*** Provided data

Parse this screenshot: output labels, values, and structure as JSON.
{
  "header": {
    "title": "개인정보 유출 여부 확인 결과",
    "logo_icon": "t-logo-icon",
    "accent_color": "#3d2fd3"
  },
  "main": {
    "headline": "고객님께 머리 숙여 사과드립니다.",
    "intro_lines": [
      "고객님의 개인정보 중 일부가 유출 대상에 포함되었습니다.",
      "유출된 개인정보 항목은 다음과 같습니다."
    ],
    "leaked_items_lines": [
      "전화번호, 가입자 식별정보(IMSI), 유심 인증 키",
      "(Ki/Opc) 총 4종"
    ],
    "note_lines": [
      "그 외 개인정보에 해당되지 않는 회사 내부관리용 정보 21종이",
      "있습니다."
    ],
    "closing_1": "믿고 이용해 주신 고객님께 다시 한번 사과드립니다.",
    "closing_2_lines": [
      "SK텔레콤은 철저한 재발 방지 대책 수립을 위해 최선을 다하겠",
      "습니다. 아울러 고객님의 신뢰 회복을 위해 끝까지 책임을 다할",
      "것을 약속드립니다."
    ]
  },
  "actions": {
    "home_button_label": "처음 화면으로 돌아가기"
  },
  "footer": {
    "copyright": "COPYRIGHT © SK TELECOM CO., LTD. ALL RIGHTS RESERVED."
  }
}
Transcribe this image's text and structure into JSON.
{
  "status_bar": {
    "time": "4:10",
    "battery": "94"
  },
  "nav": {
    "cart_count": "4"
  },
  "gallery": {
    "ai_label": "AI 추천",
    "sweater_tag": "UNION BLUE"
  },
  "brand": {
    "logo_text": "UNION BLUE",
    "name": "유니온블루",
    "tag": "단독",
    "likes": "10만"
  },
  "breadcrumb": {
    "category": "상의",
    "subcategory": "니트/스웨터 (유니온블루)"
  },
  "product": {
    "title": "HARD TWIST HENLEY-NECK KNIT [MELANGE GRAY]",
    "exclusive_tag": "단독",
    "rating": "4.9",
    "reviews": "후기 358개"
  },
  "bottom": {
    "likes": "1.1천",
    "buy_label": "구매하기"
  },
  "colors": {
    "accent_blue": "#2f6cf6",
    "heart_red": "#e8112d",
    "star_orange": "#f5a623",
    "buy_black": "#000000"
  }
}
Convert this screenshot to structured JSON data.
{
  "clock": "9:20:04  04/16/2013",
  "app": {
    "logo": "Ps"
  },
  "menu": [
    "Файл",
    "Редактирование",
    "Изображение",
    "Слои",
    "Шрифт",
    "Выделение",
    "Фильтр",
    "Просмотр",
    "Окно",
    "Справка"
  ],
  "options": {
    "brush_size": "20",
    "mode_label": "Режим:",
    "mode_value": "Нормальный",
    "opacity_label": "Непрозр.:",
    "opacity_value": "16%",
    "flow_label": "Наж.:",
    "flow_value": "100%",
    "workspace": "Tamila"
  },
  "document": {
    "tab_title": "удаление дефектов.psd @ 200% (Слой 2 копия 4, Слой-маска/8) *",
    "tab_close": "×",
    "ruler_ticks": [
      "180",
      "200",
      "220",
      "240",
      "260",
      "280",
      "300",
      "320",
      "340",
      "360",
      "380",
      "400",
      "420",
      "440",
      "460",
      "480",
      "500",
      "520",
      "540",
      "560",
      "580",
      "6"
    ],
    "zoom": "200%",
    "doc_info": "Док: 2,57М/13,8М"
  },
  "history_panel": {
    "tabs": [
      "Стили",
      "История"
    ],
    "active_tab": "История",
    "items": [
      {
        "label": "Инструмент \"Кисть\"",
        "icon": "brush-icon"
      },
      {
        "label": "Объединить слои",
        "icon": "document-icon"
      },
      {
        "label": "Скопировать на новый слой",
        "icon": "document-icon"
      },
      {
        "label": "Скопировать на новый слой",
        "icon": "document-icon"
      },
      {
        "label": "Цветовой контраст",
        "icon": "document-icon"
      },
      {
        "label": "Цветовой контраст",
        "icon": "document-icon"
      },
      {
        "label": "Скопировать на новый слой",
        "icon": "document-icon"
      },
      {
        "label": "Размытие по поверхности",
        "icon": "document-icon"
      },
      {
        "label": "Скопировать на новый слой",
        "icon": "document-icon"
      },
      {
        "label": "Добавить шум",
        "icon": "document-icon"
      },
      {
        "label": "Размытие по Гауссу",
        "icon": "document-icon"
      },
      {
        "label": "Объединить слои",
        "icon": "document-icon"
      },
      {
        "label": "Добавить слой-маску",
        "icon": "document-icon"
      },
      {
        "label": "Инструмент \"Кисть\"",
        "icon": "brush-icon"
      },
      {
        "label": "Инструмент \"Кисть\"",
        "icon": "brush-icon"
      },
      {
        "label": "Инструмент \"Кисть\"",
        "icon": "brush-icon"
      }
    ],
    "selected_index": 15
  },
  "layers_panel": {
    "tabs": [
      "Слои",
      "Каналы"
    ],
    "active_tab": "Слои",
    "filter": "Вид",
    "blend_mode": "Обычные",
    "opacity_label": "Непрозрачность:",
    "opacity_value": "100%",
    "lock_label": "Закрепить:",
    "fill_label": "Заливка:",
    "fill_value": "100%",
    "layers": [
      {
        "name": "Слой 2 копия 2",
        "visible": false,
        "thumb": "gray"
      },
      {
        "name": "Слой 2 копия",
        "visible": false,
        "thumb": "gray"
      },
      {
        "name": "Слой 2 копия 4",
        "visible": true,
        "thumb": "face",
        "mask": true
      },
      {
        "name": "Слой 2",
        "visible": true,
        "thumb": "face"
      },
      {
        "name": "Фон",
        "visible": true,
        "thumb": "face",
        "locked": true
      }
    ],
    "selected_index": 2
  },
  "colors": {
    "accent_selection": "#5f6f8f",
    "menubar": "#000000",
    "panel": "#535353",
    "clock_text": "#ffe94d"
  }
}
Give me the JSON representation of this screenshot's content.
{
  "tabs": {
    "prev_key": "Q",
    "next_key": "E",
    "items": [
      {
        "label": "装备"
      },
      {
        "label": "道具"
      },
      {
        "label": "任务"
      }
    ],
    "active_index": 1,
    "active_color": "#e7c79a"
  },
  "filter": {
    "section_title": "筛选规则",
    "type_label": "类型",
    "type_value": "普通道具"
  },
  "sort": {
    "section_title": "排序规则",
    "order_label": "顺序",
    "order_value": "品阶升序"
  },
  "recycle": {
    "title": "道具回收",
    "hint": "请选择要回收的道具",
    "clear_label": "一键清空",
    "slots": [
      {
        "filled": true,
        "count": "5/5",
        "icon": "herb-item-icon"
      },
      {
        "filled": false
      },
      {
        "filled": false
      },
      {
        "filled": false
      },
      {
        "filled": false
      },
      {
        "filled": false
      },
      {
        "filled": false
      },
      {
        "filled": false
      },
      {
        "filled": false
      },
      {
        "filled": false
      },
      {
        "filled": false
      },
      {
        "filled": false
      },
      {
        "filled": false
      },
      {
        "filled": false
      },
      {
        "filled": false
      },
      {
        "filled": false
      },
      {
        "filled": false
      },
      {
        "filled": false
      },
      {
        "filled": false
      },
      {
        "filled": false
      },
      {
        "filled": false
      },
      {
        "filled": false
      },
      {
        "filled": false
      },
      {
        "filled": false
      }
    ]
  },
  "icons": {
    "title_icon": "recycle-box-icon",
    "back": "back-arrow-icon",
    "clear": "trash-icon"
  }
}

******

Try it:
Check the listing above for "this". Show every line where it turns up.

Answer below:
Parse this screenshot: output labels, values, and structure as JSON.
Transcribe this image's text and structure into JSON.
Convert this screenshot to structured JSON data.
Give me the JSON representation of this screenshot's content.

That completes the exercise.